China Modernizing Its Financial System

Published on Author geeker

Last summer, the Chinese government lifted restrictions on lending rates and its recently announced planned removal of the bank deposit rate ceiling, which is seen as the last and most significant government restriction on interest rates, is the last obstacle the country must overcome until interest rates are completely liberalized. Both of these actions are signs of China’s attempt to transition into a market-based economy.

On Tuesday, Chinese officials also announced their intent to establish the country’s first privately owned official banks.  China has 12 “joint-stock” banks with private capital owning 41 percent on average, but the 5 planned non-state banks, which will be located in Shanghai, Tianjin, Guangdong and Zhejiang, are slated to be completely owned by private investors. Although a list of investors has not been made public, Alibaba and Tencent topped the list of the 10 Chinese companies interested in investing.

Opening the banking system up to greater competition by liberalizing interest rates and establishing private banks is only a small step towards modernization, but analysts are welcoming the development. It will be interesting to see how China’s shift towards a market-based economy will affect the global economy in the coming years.

Source: NY Times

3 Responses to China Modernizing Its Financial System

  1. It will be interesting to see how China reacts when their markets continue to become more and more free. More specifically, when the private banks grow in numbers and size. If the US is any indicator about how these banks will do, they will only grow in size. How China reacts to this growth will be interesting, especially as I would imagine, they try to limit the growth of these private banks.

  2. I like to see China encouraging the development of privately-owned banks. I think it would benefit the country if the central government were to continue to gradually reduce its control/influence over the economic activity within China.
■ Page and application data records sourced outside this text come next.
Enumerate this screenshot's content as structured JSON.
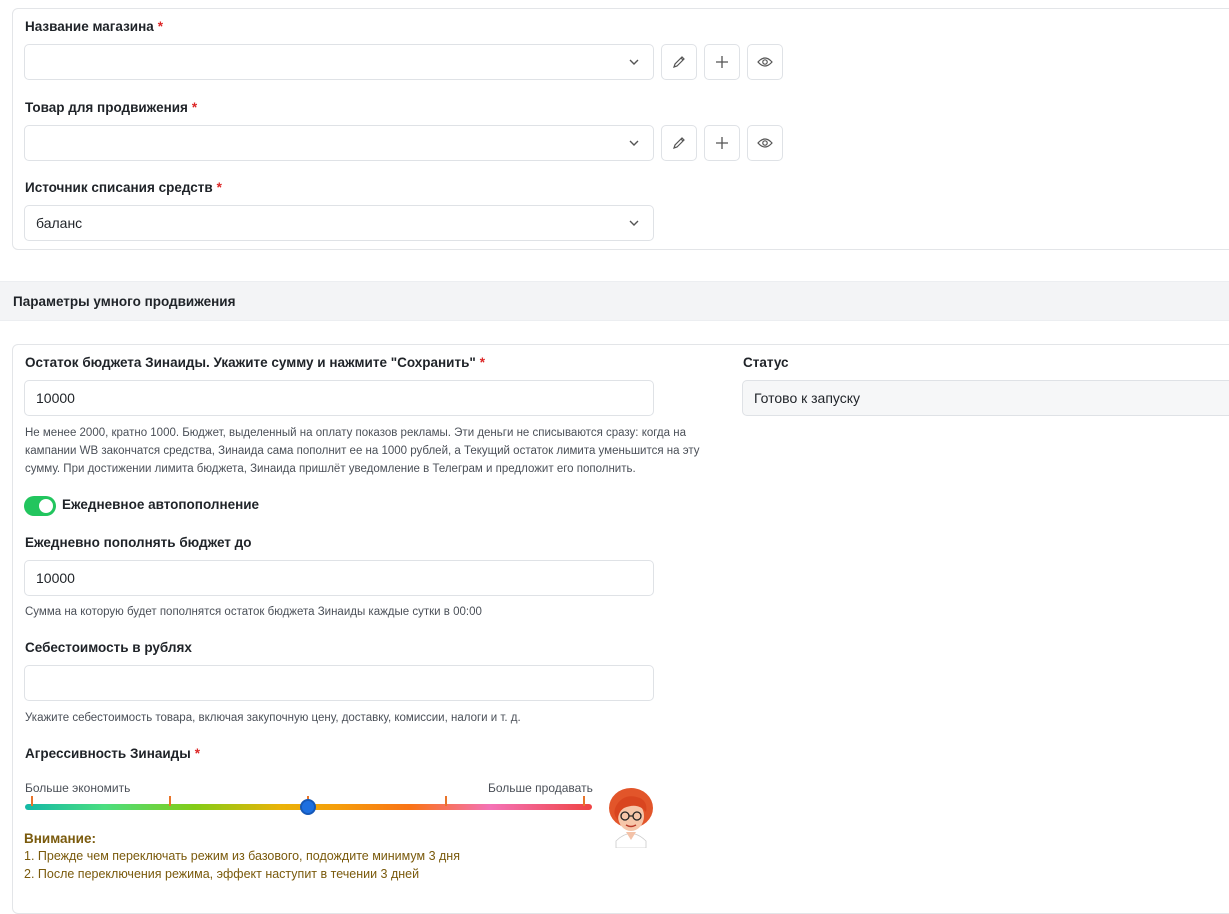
{
  "store": {
    "label": "Название магазина",
    "required": "*",
    "value": ""
  },
  "product": {
    "label": "Товар для продвижения",
    "required": "*",
    "value": ""
  },
  "source": {
    "label": "Источник списания средств",
    "required": "*",
    "value": "баланс"
  },
  "section": {
    "title": "Параметры умного продвижения"
  },
  "budget": {
    "label": "Остаток бюджета Зинаиды. Укажите сумму и нажмите \"Сохранить\"",
    "required": "*",
    "value": "10000",
    "hint": "Не менее 2000, кратно 1000. Бюджет, выделенный на оплату показов рекламы. Эти деньги не списываются сразу: когда на кампании WB закончатся средства, Зинаида сама пополнит ее на 1000 рублей, а Текущий остаток лимита уменьшится на эту сумму. При достижении лимита бюджета, Зинаида пришлёт уведомление в Телеграм и предложит его пополнить."
  },
  "status": {
    "label": "Статус",
    "value": "Готово к запуску"
  },
  "autorefill": {
    "label": "Ежедневное автопополнение",
    "enabled": true
  },
  "daily": {
    "label": "Ежедневно пополнять бюджет до",
    "value": "10000",
    "hint": "Сумма на которую будет пополнятся остаток бюджета Зинаиды каждые сутки в 00:00"
  },
  "cost": {
    "label": "Себестоимость в рублях",
    "value": "",
    "hint": "Укажите себестоимость товара, включая закупочную цену, доставку, комиссии, налоги и т. д."
  },
  "aggression": {
    "label": "Агрессивность Зинаиды",
    "required": "*",
    "left_caption": "Больше экономить",
    "right_caption": "Больше продавать",
    "level_fraction": 0.5
  },
  "warning": {
    "title": "Внимание:",
    "lines": [
      "1. Прежде чем переключать режим из базового, подождите минимум 3 дня",
      "2. После переключения режима, эффект наступит в течении 3 дней"
    ]
  },
  "colors": {
    "accent": "#1d6fe0",
    "toggle_on": "#22c55e",
    "required": "#dc2626",
    "warning_text": "#7a5a0c"
  }
}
  3. This is indeed potentially important. One question is what form privately-owned banks will take, and whether the current “informal” lending markets can be formalized. Small businesses can and do borrow money, but doing so in an informal manner increases costs and risks for both sides of the transaction.
    Removing deposit caps is also quite important, as small savers faced rates negative in real terms. That of course increases the attractiveness of real estate, gold and anything else that might appear to offer a better return. Unfortunately in a growing economy even things with have a Ponzi-scheme component (gold) can do well for a long time, which can lead to disastrous investments in a country that lacks decades of experience with financial markets. As you note though this is at present merely “planned.”